The Valley of the Queens in the area of Luxor is a lesser visited royal necropolis in which various family members of several dynasties of pharaohs were laid to rest. As the name suggests, many queens were buried here in elaborate tombs befitting their status and wealth, but many princesses and even princes had dedicated tombs here as well.
One of the valley’s most famous eternal residents was Nefertari, the favorite wife of Ramses the Great. Nefertari was so beautiful and beloved by Ramses that he built a temple for her alongside the greatest temple he built for himself now at Abu Simbel. Her tomb in the Valley of the Queens is the most lavish and spectacular, although sadly it’s closed to the public due to its delicate condition. However, several other tombs are usually open at any given time, including usually those of Queen Titi, Prince Amunherkhepshef, and and Prince Khaemwaset.
In total there are roughly known 90 tombs in the greater vicinity of the Valley of the Queens, although as with most of Egypt they valley remains an active archaeological site and new discoveries are being made all the time.
I generally consider this site to be worth visiting if you are in Luxor at least one night and two days. I would not prioritize it over Valley of the Kings, Hapshetsut’s Temple, or Karnak Temple. But since all of those can be seen in one day, if you’re staying for more than one day then you should certainly consider adding the Valley of the Queens to your itinerary.

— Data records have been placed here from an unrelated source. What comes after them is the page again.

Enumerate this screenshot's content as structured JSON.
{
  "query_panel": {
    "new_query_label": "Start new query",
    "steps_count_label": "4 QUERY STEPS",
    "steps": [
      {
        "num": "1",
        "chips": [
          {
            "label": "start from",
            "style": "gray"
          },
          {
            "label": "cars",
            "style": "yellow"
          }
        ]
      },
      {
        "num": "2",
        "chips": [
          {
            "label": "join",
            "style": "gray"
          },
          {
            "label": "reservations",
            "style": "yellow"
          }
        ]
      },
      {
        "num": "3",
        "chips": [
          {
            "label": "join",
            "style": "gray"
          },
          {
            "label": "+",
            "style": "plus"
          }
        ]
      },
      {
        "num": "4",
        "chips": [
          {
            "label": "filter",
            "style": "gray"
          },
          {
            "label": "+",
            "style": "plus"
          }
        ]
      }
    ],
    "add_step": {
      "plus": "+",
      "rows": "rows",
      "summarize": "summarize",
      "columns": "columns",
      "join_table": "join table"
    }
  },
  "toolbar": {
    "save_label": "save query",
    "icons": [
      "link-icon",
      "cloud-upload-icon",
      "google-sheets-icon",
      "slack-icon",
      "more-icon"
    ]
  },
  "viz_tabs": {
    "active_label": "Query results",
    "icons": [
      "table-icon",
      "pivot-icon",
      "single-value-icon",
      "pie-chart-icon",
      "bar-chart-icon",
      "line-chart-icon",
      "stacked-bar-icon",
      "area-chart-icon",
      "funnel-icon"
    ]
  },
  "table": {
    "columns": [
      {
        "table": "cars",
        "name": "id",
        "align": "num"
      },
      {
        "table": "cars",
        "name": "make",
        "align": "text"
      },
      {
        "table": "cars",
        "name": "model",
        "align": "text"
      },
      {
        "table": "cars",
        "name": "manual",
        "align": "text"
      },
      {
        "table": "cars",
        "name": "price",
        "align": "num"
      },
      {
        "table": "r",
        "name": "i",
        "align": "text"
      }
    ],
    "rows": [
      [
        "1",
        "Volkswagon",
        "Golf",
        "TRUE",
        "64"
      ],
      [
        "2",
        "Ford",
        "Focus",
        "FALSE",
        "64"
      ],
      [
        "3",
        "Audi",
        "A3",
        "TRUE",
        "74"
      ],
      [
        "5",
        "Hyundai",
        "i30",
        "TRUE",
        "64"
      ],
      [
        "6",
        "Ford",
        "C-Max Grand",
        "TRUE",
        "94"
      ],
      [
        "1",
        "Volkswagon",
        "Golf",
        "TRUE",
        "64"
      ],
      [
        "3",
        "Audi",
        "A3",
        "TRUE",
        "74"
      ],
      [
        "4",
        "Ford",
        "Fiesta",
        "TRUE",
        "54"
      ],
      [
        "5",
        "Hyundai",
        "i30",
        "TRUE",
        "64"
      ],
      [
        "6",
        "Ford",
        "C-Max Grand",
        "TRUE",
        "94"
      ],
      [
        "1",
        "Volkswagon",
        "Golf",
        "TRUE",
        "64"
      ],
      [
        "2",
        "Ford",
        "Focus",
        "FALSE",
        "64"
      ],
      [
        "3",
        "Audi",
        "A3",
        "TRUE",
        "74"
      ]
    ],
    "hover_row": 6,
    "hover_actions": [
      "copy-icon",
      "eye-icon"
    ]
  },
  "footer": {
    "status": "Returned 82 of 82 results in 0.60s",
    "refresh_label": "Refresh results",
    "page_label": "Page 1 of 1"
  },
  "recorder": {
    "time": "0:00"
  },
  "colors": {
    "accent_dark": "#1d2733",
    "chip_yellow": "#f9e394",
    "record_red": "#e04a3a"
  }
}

If you already have a car and driver with you on the east bank of the Nile where the main part of the town of Luxor is, you’ll have to drive about 20 minutes south to cross over the river on the main big bridge. But the easier way to get to the Valley of the Queens from downtown Luxor is to take a quick water taxi across the river and then grab a cab on the west bank to take you there. That’ll save you about 30-45 minutes of extra riding time and will be a lot cheaper if you’re going via taxi. And there’s always something very pleasant about crossing the Nile by boat, the same way Egyptians both royal and common have been doing for millennia.